[Dataset rows for apps and sites]
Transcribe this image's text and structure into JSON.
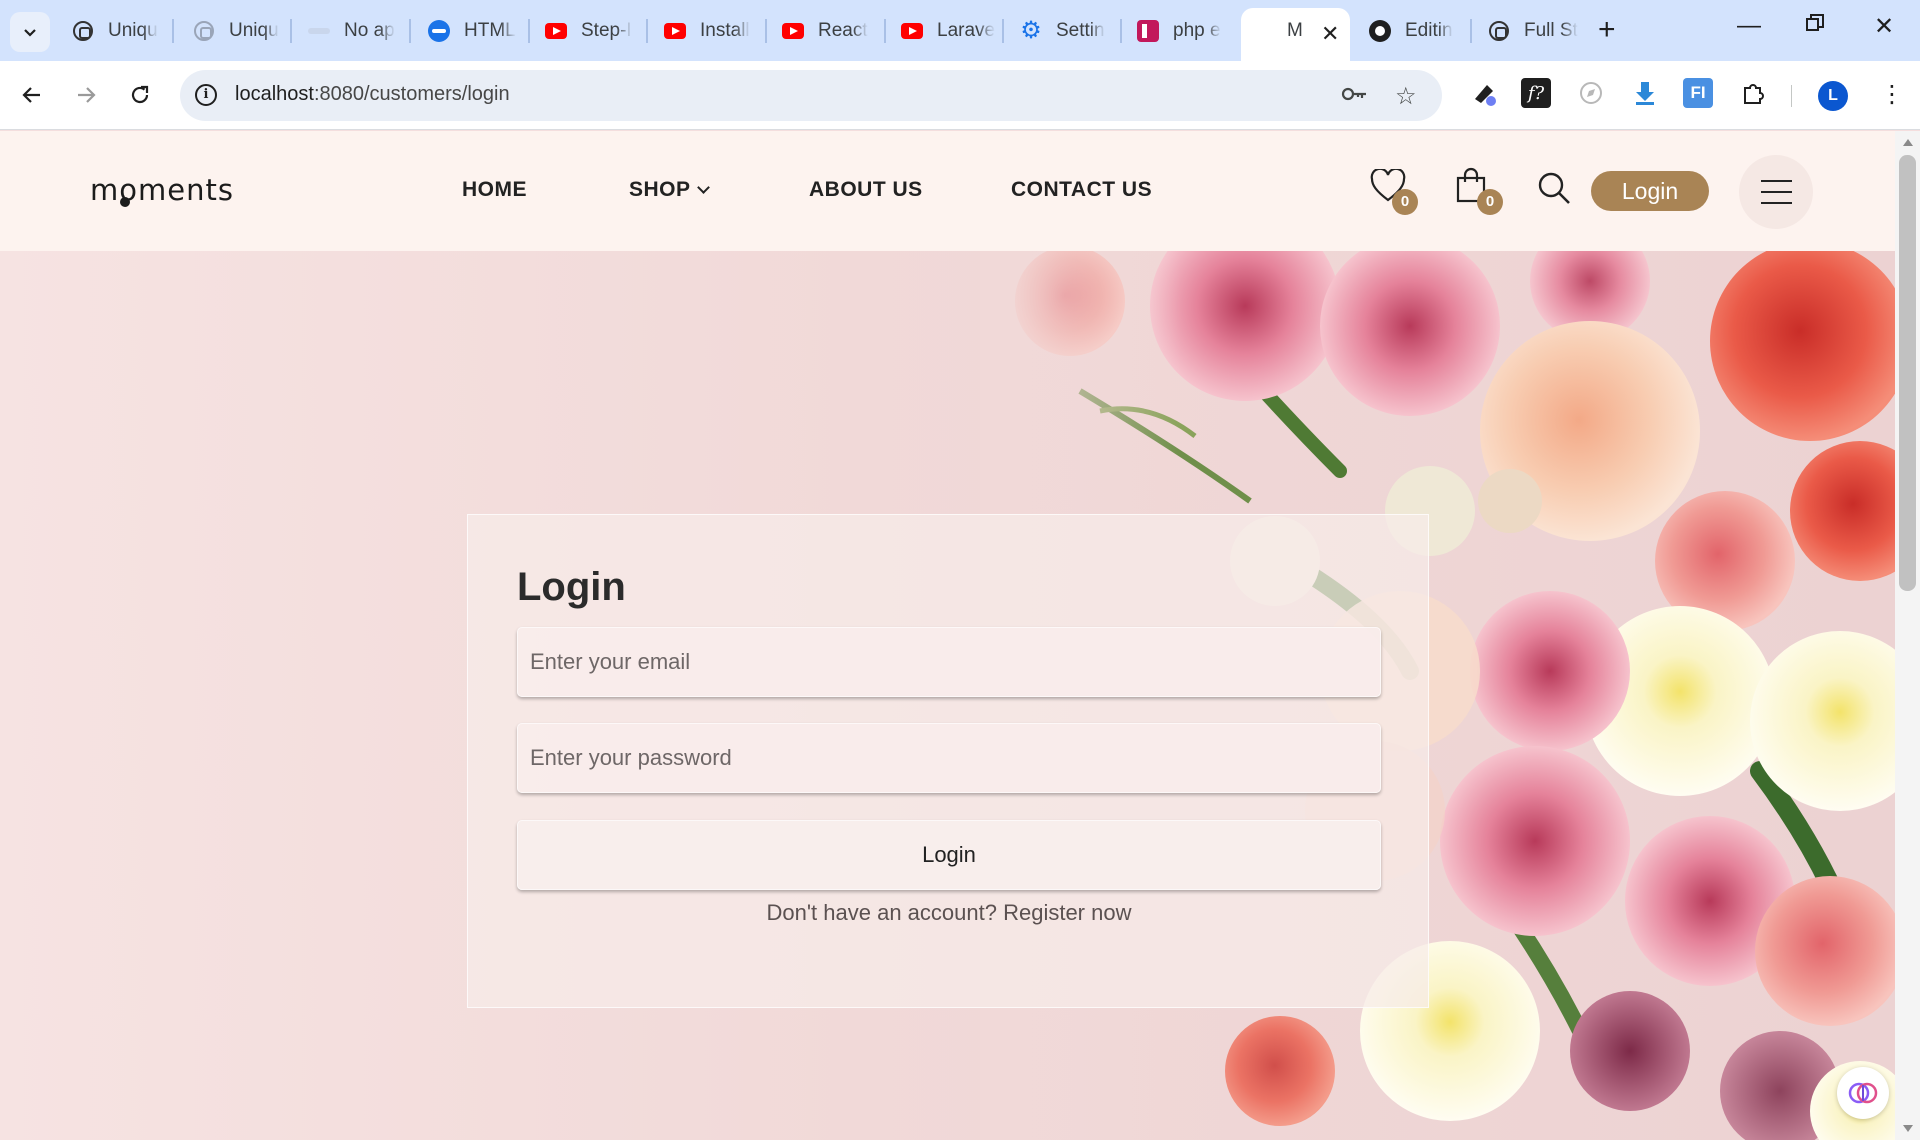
{
  "browser": {
    "tabs": [
      {
        "title": "Uniqu",
        "icon": "chatgpt-icon"
      },
      {
        "title": "Uniqu",
        "icon": "chatgpt-icon"
      },
      {
        "title": "No ap",
        "icon": "blank-page-icon"
      },
      {
        "title": "HTML",
        "icon": "html-icon"
      },
      {
        "title": "Step-I",
        "icon": "youtube-icon"
      },
      {
        "title": "Install",
        "icon": "youtube-icon"
      },
      {
        "title": "React",
        "icon": "youtube-icon"
      },
      {
        "title": "Larave",
        "icon": "youtube-icon"
      },
      {
        "title": "Settin",
        "icon": "gear-icon"
      },
      {
        "title": "php e",
        "icon": "php-icon"
      },
      {
        "title": "M",
        "icon": "none",
        "active": true
      },
      {
        "title": "Editin",
        "icon": "github-icon"
      },
      {
        "title": "Full St",
        "icon": "chatgpt-icon"
      }
    ],
    "url_host": "localhost",
    "url_path": ":8080/customers/login",
    "profile_initial": "L"
  },
  "site": {
    "logo": "moments",
    "nav": {
      "home": "HOME",
      "shop": "SHOP",
      "about": "ABOUT US",
      "contact": "CONTACT US"
    },
    "wishlist_count": "0",
    "cart_count": "0",
    "login_button": "Login",
    "accent_color": "#a98455"
  },
  "login_form": {
    "title": "Login",
    "email_placeholder": "Enter your email",
    "password_placeholder": "Enter your password",
    "submit_label": "Login",
    "register_text": "Don't have an account? Register now"
  }
}
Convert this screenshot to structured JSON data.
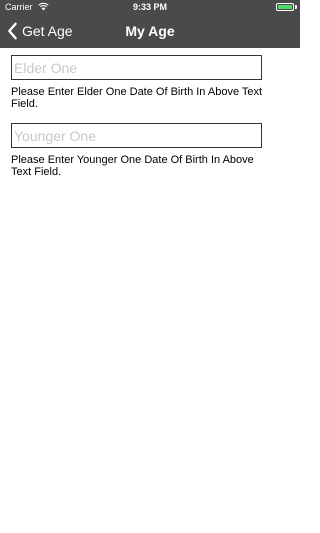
{
  "status_bar": {
    "carrier": "Carrier",
    "time": "9:33 PM",
    "wifi_icon": "wifi-icon",
    "battery_icon": "battery-icon",
    "battery_color": "#4cd964"
  },
  "nav_bar": {
    "back_label": "Get Age",
    "back_icon": "chevron-left-icon",
    "title": "My Age",
    "background": "#4a4a4a"
  },
  "form": {
    "elder": {
      "placeholder": "Elder One",
      "value": "",
      "hint": "Please Enter Elder One Date Of Birth In Above Text Field."
    },
    "younger": {
      "placeholder": "Younger One",
      "value": "",
      "hint": "Please Enter Younger One Date Of Birth In Above Text Field."
    }
  }
}
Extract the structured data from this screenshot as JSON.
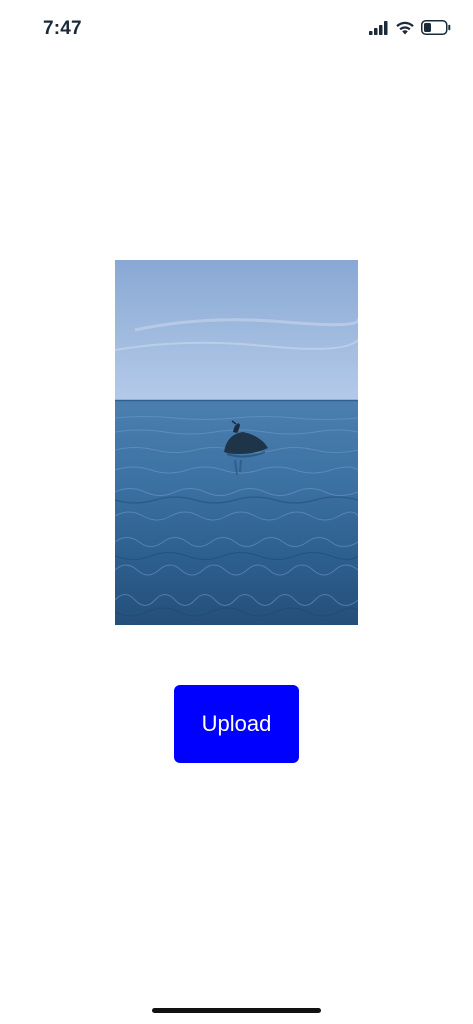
{
  "status_bar": {
    "time": "7:47",
    "icons": [
      "cellular-signal-icon",
      "wifi-icon",
      "battery-icon"
    ]
  },
  "main": {
    "image_subject": "bird-on-rock-in-sea",
    "upload_button_label": "Upload",
    "upload_button_color": "#0000ff"
  }
}
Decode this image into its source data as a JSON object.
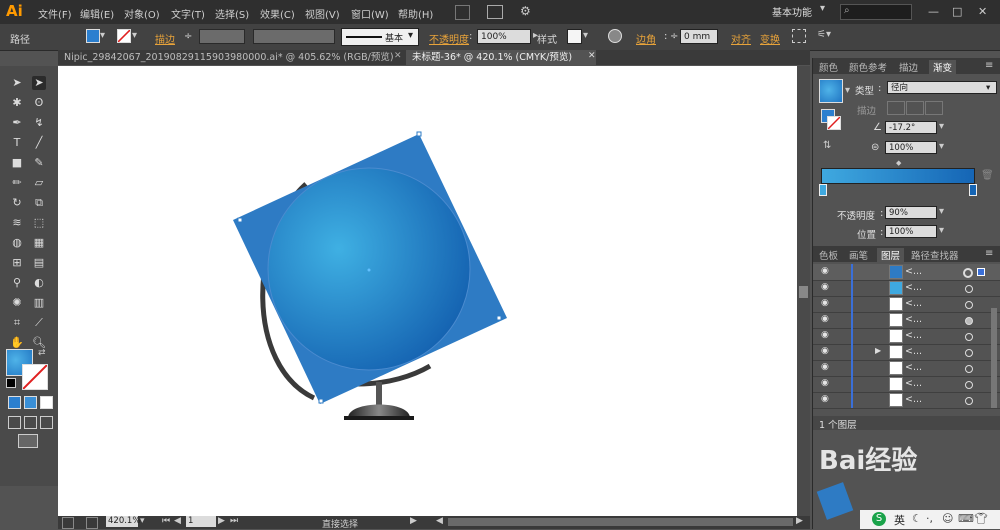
{
  "app": {
    "logo": "Ai",
    "menu": [
      "文件(F)",
      "编辑(E)",
      "对象(O)",
      "文字(T)",
      "选择(S)",
      "效果(C)",
      "视图(V)",
      "窗口(W)",
      "帮助(H)"
    ],
    "workspace": "基本功能",
    "window_controls": [
      "—",
      "□",
      "✕"
    ]
  },
  "control_bar": {
    "object_type": "路径",
    "stroke_label": "描边",
    "stroke_style": "基本",
    "opacity_label": "不透明度",
    "opacity_value": "100%",
    "style_label": "样式",
    "corner_label": "边角",
    "corner_value": "0 mm",
    "align_label": "对齐",
    "transform_label": "变换"
  },
  "tabs": [
    {
      "label": "Nipic_29842067_20190829115903980000.ai* @ 405.62% (RGB/预览)",
      "active": false
    },
    {
      "label": "未标题-36* @ 420.1% (CMYK/预览)",
      "active": true
    }
  ],
  "gradient_panel": {
    "tabs": [
      "颜色",
      "颜色参考",
      "描边",
      "渐变"
    ],
    "type_label": "类型",
    "type_value": "径向",
    "stroke_label": "描边",
    "angle_value": "-17.2°",
    "aspect_value": "100%",
    "opacity_label": "不透明度",
    "opacity_value": "90%",
    "location_label": "位置",
    "location_value": "100%",
    "colors": {
      "start": "#3fa9e0",
      "end": "#1565b5"
    }
  },
  "layers_panel": {
    "tabs": [
      "色板",
      "画笔",
      "图层",
      "路径查找器"
    ],
    "rows": [
      "<...",
      "<...",
      "<...",
      "<...",
      "<...",
      "<...",
      "<...",
      "<...",
      "<..."
    ],
    "footer": "1 个图层"
  },
  "status_bar": {
    "zoom": "420.1%",
    "page": "1",
    "tool": "直接选择"
  },
  "watermark": "Bai经验",
  "taskbar": {
    "ime": "英"
  }
}
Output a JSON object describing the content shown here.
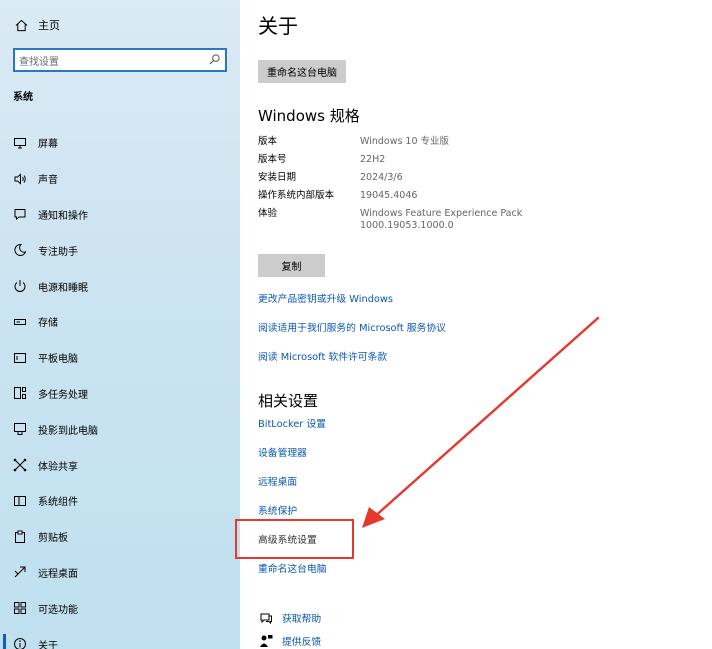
{
  "sidebar": {
    "home_label": "主页",
    "search_placeholder": "查找设置",
    "section_title": "系统",
    "items": [
      {
        "label": "屏幕",
        "icon": "monitor-icon"
      },
      {
        "label": "声音",
        "icon": "speaker-icon"
      },
      {
        "label": "通知和操作",
        "icon": "notification-icon"
      },
      {
        "label": "专注助手",
        "icon": "moon-icon"
      },
      {
        "label": "电源和睡眠",
        "icon": "power-icon"
      },
      {
        "label": "存储",
        "icon": "storage-icon"
      },
      {
        "label": "平板电脑",
        "icon": "tablet-icon"
      },
      {
        "label": "多任务处理",
        "icon": "multitask-icon"
      },
      {
        "label": "投影到此电脑",
        "icon": "project-icon"
      },
      {
        "label": "体验共享",
        "icon": "share-icon"
      },
      {
        "label": "系统组件",
        "icon": "components-icon"
      },
      {
        "label": "剪贴板",
        "icon": "clipboard-icon"
      },
      {
        "label": "远程桌面",
        "icon": "remote-icon"
      },
      {
        "label": "可选功能",
        "icon": "features-icon"
      },
      {
        "label": "关于",
        "icon": "info-icon",
        "selected": true
      }
    ]
  },
  "main": {
    "title": "关于",
    "rename_button": "重命名这台电脑",
    "specs_heading": "Windows 规格",
    "specs": [
      {
        "key": "版本",
        "value": "Windows 10 专业版"
      },
      {
        "key": "版本号",
        "value": "22H2"
      },
      {
        "key": "安装日期",
        "value": "2024/3/6"
      },
      {
        "key": "操作系统内部版本",
        "value": "19045.4046"
      },
      {
        "key": "体验",
        "value": "Windows Feature Experience Pack\n1000.19053.1000.0"
      }
    ],
    "copy_button": "复制",
    "links": [
      "更改产品密钥或升级 Windows",
      "阅读适用于我们服务的 Microsoft 服务协议",
      "阅读 Microsoft 软件许可条款"
    ],
    "related_heading": "相关设置",
    "related_links": [
      "BitLocker 设置",
      "设备管理器",
      "远程桌面",
      "系统保护",
      "高级系统设置",
      "重命名这台电脑"
    ],
    "help": [
      {
        "label": "获取帮助",
        "icon": "help-chat-icon"
      },
      {
        "label": "提供反馈",
        "icon": "feedback-icon"
      }
    ]
  },
  "colors": {
    "accent": "#0a58b5",
    "annotation": "#e5392e",
    "sidebar": "#cde4f1"
  }
}
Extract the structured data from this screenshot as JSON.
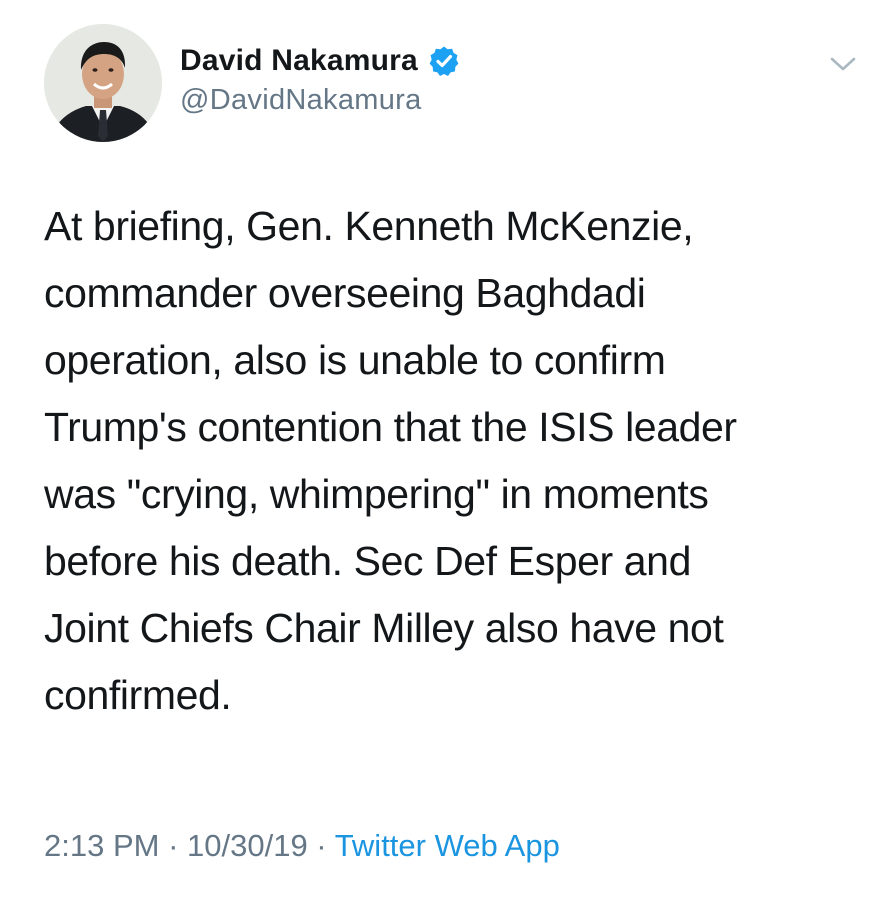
{
  "user": {
    "display_name": "David Nakamura",
    "handle": "@DavidNakamura",
    "verified": true,
    "avatar_icon": "profile-photo"
  },
  "tweet": {
    "text": "At briefing, Gen. Kenneth McKenzie,\ncommander overseeing Baghdadi\noperation, also is unable to confirm\nTrump's contention that the ISIS leader\nwas \"crying, whimpering\" in moments\nbefore his death. Sec Def Esper and\nJoint Chiefs Chair Milley also have not\nconfirmed.",
    "time": "2:13 PM",
    "separator": " · ",
    "date": "10/30/19",
    "source": "Twitter Web App"
  },
  "icons": {
    "verified": "verified-badge-icon",
    "menu": "chevron-down-icon"
  },
  "colors": {
    "text": "#14171a",
    "secondary": "#657786",
    "link": "#1b95e0",
    "verified": "#1da1f2",
    "background": "#ffffff"
  }
}
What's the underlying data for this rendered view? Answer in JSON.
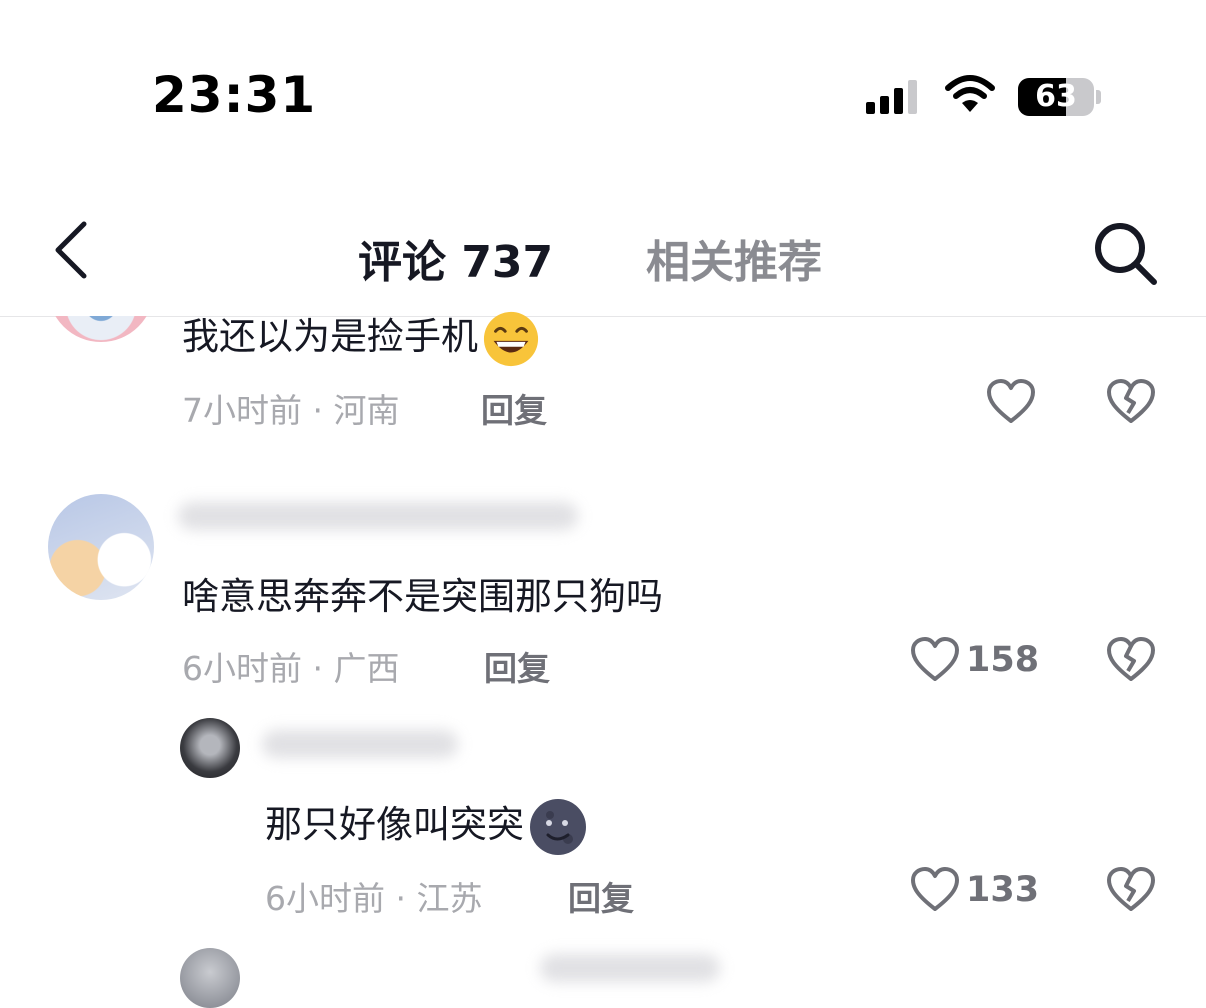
{
  "status_bar": {
    "time": "23:31",
    "battery": "63",
    "battery_level": 0.63
  },
  "header": {
    "tab_comments": "评论 737",
    "tab_related": "相关推荐"
  },
  "comments": [
    {
      "text": "我还以为是捡手机",
      "emoji": "grinning-face-icon",
      "time_location": "7小时前 · 河南",
      "reply_label": "回复",
      "like_count": ""
    },
    {
      "text": "啥意思奔奔不是突围那只狗吗",
      "time_location": "6小时前 · 广西",
      "reply_label": "回复",
      "like_count": "158"
    },
    {
      "text": "那只好像叫突突",
      "emoji": "new-moon-face-icon",
      "time_location": "6小时前 · 江苏",
      "reply_label": "回复",
      "like_count": "133"
    }
  ],
  "colors": {
    "text": "#161823",
    "muted": "#a8a9ae",
    "icon": "#6f7077"
  }
}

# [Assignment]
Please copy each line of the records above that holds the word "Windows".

# [Answer to this exercise]
    "specs_heading": "Windows 规格",
        "value": "Windows 10 专业版"
        "value": "Windows Feature Experience Pack\n1000.19053.1000.0"
      "更改产品密钥或升级 Windows",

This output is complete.